So, in English and Philosophy, we mostly talk and we mostly do. The writing comes at home – the output. Our time in class is spent laying the foundations for the writing.
The best salads have a variety of ingredients. Facts through direct instruction might form one of them. But we can pour all manner of facts into the ears of children, and if they don’t process them, we might as well not have bothered. We also need dressing.
Too many ingredients though, and the salad becomes inedible. We can argue all we like about what knowledge is important for them to learn, but there is simply too much of it to cram into a curriculum and acquiring the rest will be a life long journey for them. If we don’t instill a love for learning and stoke curiosity, we’re peeing into the proverbial wind.
Children will make choices based on their feelings and this will persist throughout their lives. Feelings will impact on which choices they make for exams. They will impact on their career choices. They will haunt their nightmares and dreams of the future. Emotions matter. To argue otherwise is, well, unfeeling. And positive emotions stem from positive relationships. That might be a strict and positive relationship – each teacher will find their own stride in that respect, but the way you make children feel about themselves and the matter in hand are important. Don’t forget it.

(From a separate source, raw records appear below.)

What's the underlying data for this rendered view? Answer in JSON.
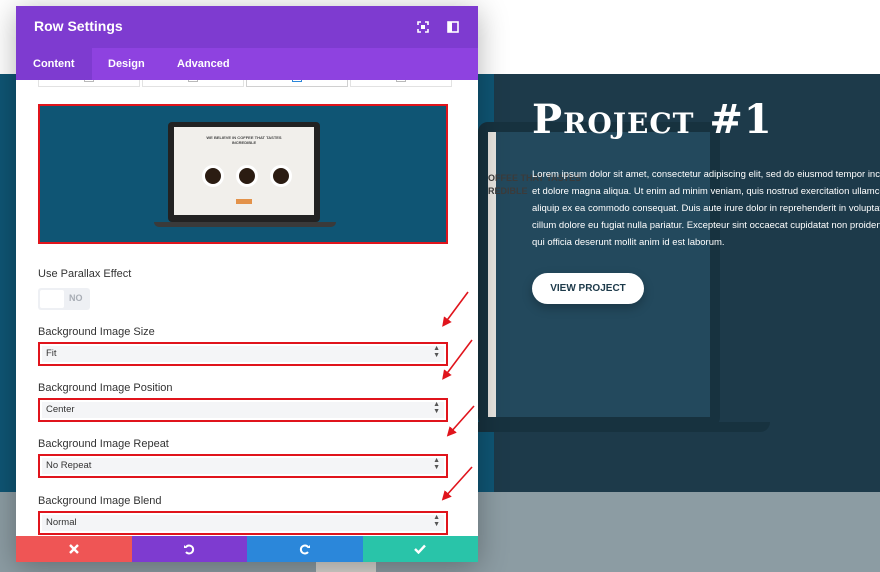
{
  "modal": {
    "title": "Row Settings",
    "header_icons": [
      "fullscreen-icon",
      "sidebar-icon"
    ],
    "tabs": [
      {
        "label": "Content",
        "active": true
      },
      {
        "label": "Design",
        "active": false
      },
      {
        "label": "Advanced",
        "active": false
      }
    ],
    "parallax": {
      "label": "Use Parallax Effect",
      "toggle_value": "NO"
    },
    "fields": [
      {
        "label": "Background Image Size",
        "value": "Fit"
      },
      {
        "label": "Background Image Position",
        "value": "Center"
      },
      {
        "label": "Background Image Repeat",
        "value": "No Repeat"
      },
      {
        "label": "Background Image Blend",
        "value": "Normal"
      }
    ],
    "footer": {
      "cancel_icon": "close-icon",
      "undo_icon": "undo-icon",
      "redo_icon": "redo-icon",
      "save_icon": "check-icon"
    },
    "preview_text": "WE BELIEVE IN COFFEE THAT TASTES INCREDIBLE"
  },
  "page": {
    "project_title": "Project #1",
    "project_text": "Lorem ipsum dolor sit amet, consectetur adipiscing elit, sed do eiusmod tempor incidi et dolore magna aliqua. Ut enim ad minim veniam, quis nostrud exercitation ullamco l aliquip ex ea commodo consequat. Duis aute irure dolor in reprehenderit in voluptate cillum dolore eu fugiat nulla pariatur. Excepteur sint occaecat cupidatat non proident, qui officia deserunt mollit anim id est laborum.",
    "button_label": "VIEW PROJECT",
    "laptop_text": "OFFEE THAT TASTES\nREDIBLE"
  },
  "colors": {
    "header": "#7e3bd0",
    "tabs": "#8e42e0",
    "highlight": "#e0141c",
    "cancel": "#ef5555",
    "undo": "#7e3bd0",
    "redo": "#2b87da",
    "save": "#29c4a9"
  }
}
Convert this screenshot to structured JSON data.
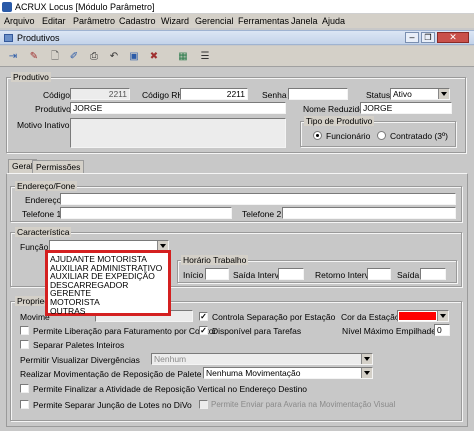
{
  "app": {
    "title": "ACRUX Locus [Módulo Parâmetro]"
  },
  "menu": {
    "items": [
      "Arquivo",
      "Editar",
      "Parâmetro",
      "Cadastro",
      "Wizard",
      "Gerencial",
      "Ferramentas",
      "Janela",
      "Ajuda"
    ]
  },
  "window": {
    "title": "Produtivos"
  },
  "toolbar": {
    "icons": [
      "exit-icon",
      "clear-icon",
      "new-icon",
      "edit-icon",
      "print-icon",
      "cancel-icon",
      "save-icon",
      "delete-icon",
      "calculator-icon",
      "list-icon"
    ]
  },
  "produtivo": {
    "group_title": "Produtivo",
    "codigo_label": "Código",
    "codigo_value": "2211",
    "codigo_rh_label": "Código RH",
    "codigo_rh_value": "2211",
    "senha_label": "Senha",
    "senha_value": "",
    "status_label": "Status",
    "status_value": "Ativo",
    "produtivo_label": "Produtivo",
    "produtivo_value": "JORGE",
    "nome_reduzido_label": "Nome Reduzido",
    "nome_reduzido_value": "JORGE",
    "motivo_inativo_label": "Motivo Inativo",
    "tipo_title": "Tipo de Produtivo",
    "tipo_options": [
      "Funcionário",
      "Contratado (3º)"
    ],
    "tipo_selected": "Funcionário"
  },
  "tabs": [
    "Geral",
    "Permissões"
  ],
  "endereco": {
    "group_title": "Endereço/Fone",
    "endereco_label": "Endereço",
    "telefone1_label": "Telefone 1",
    "telefone2_label": "Telefone 2"
  },
  "caracteristica": {
    "group_title": "Característica",
    "funcao_label": "Função",
    "funcao_value": "",
    "dropdown_options": [
      "AJUDANTE MOTORISTA",
      "AUXILIAR ADMINISTRATIVO",
      "AUXILIAR DE EXPEDIÇÃO",
      "DESCARREGADOR",
      "GERENTE",
      "MOTORISTA",
      "OUTRAS"
    ],
    "horario_title": "Horário Trabalho",
    "inicio_label": "Início",
    "saida_interv_label": "Saída Interv.",
    "retorno_interv_label": "Retorno Interv.",
    "saida_label": "Saída"
  },
  "propriedades": {
    "group_title": "Propried",
    "movimento_label": "Movime",
    "controla_separacao_label": "Controla Separação por Estação",
    "controla_separacao_checked": true,
    "cor_estacao_label": "Cor da Estação",
    "cor_estacao_color": "#ff0000",
    "permite_liberacao_label": "Permite Liberação para Faturamento por Coletor",
    "disponivel_tarefas_label": "Disponível para Tarefas",
    "disponivel_tarefas_checked": true,
    "nivel_maximo_label": "Nível Máximo Empilhadeira",
    "nivel_maximo_value": "0",
    "separar_paletes_label": "Separar Paletes Inteiros",
    "permitir_divergencias_label": "Permitir Visualizar Divergências",
    "permitir_divergencias_value": "Nenhum",
    "realizar_movimentacao_label": "Realizar Movimentação de Reposição de Palete Inteiro",
    "realizar_movimentacao_value": "Nenhuma Movimentação",
    "permite_finalizar_label": "Permite Finalizar a Atividade de Reposição Vertical no Endereço Destino",
    "permite_separar_juncao_label": "Permite Separar Junção de Lotes no DiVo",
    "permite_enviar_avaria_label": "Permite Enviar para Avaria na Movimentação Visual"
  }
}
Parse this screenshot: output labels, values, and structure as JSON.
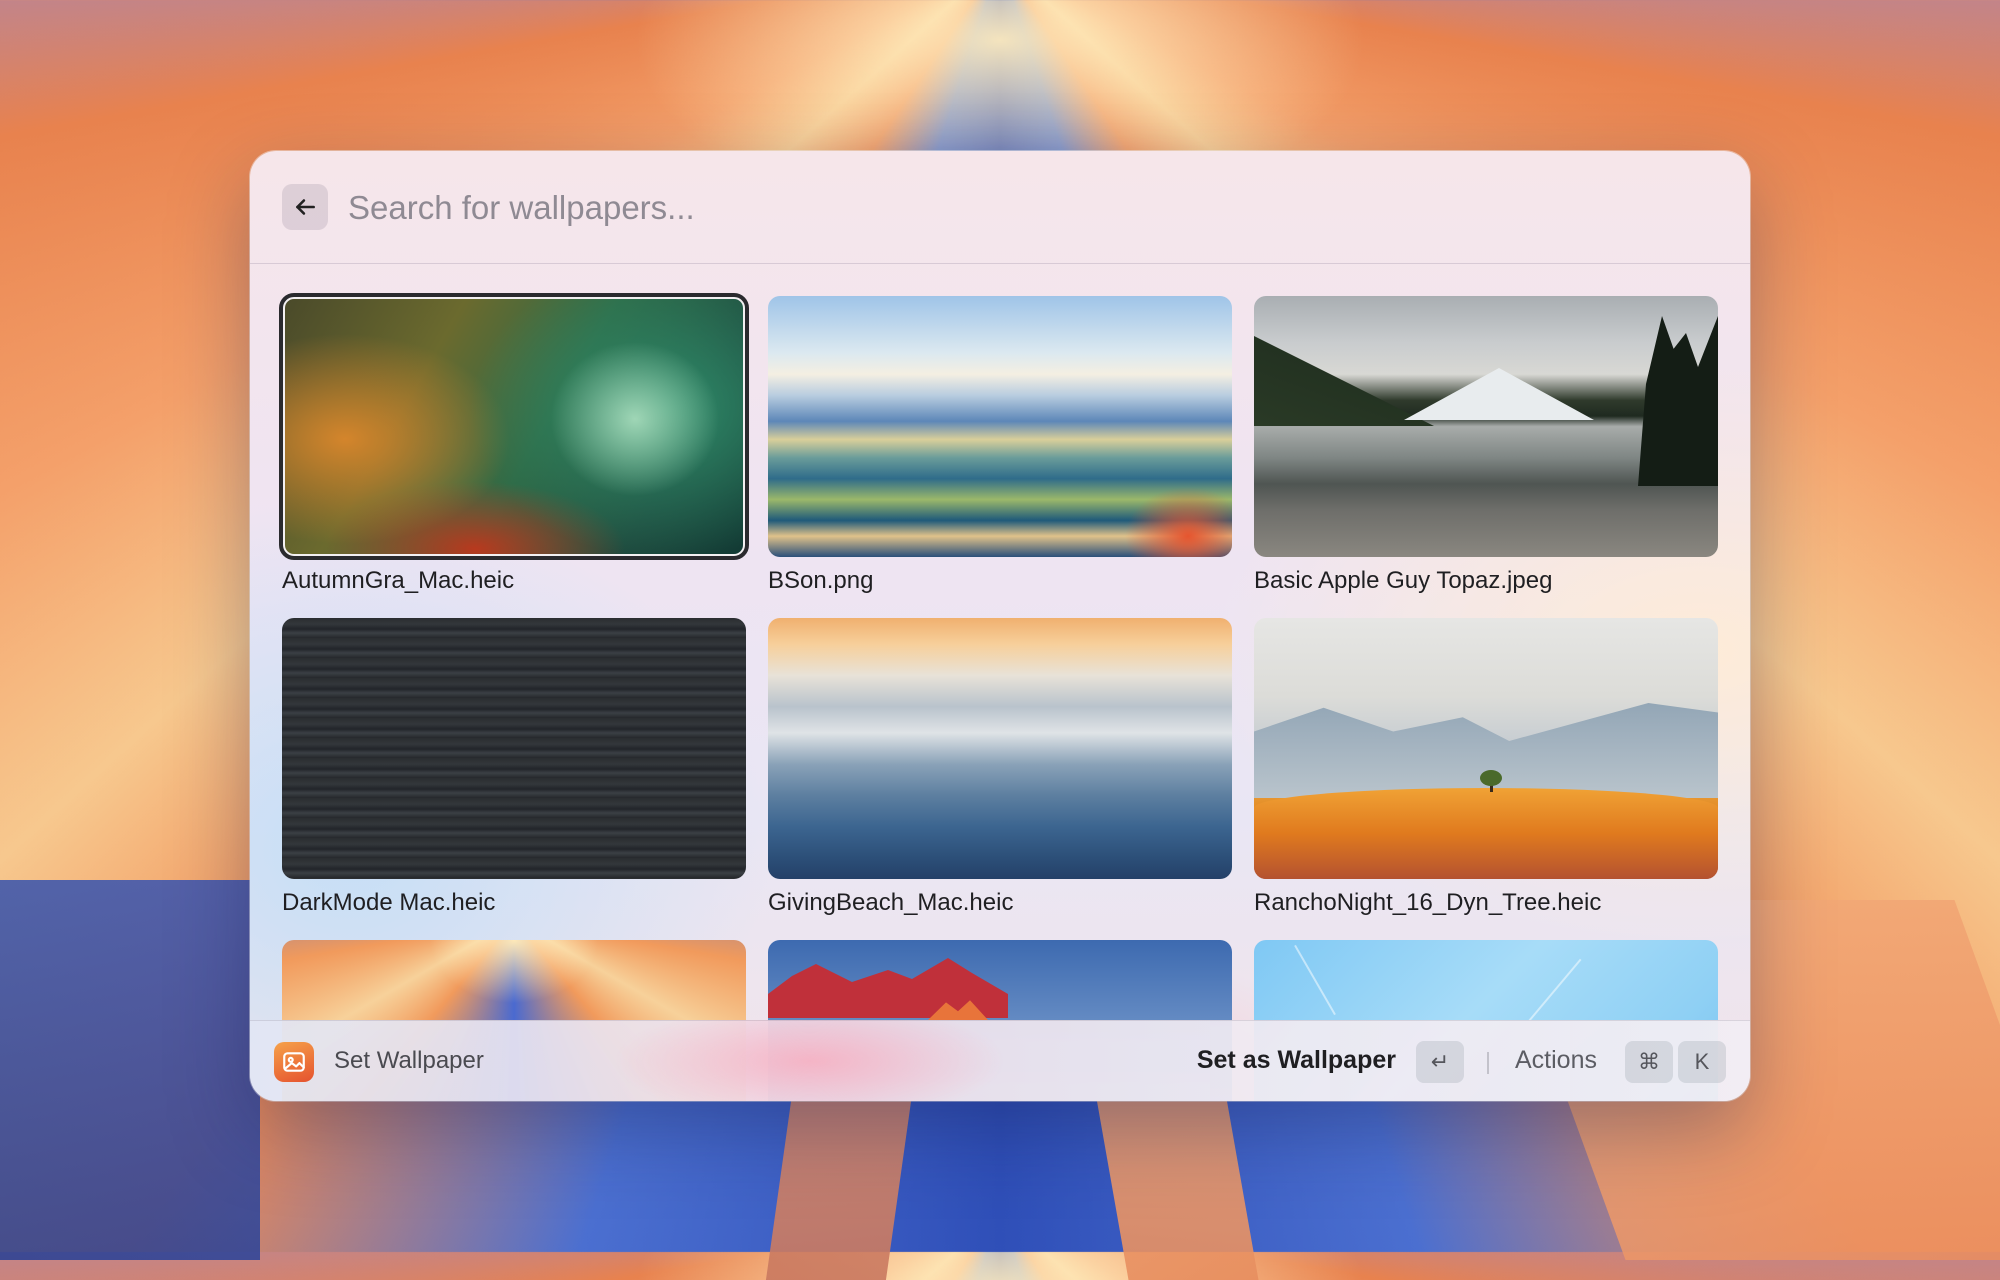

So let’s stop arguing and let’s figure out instead, how to make whatever it is they are learning engaging and relevant. Because otherwise they won’t remember it. Let’s bear in mind that relevant need not mean real – harness the imagination. Let’s not forget that engagement does not always mean ‘fun’ and it is not easy. It is about purpose and absorption and a belief that what you are doing is important. That takes thought, planning and care. It demands new knowledge from you, because as soon as you become a teacher, your specialist subject is ‘Children’. And if all that seems too hard to learn then, frankly, you’re in the wrong job. Fact.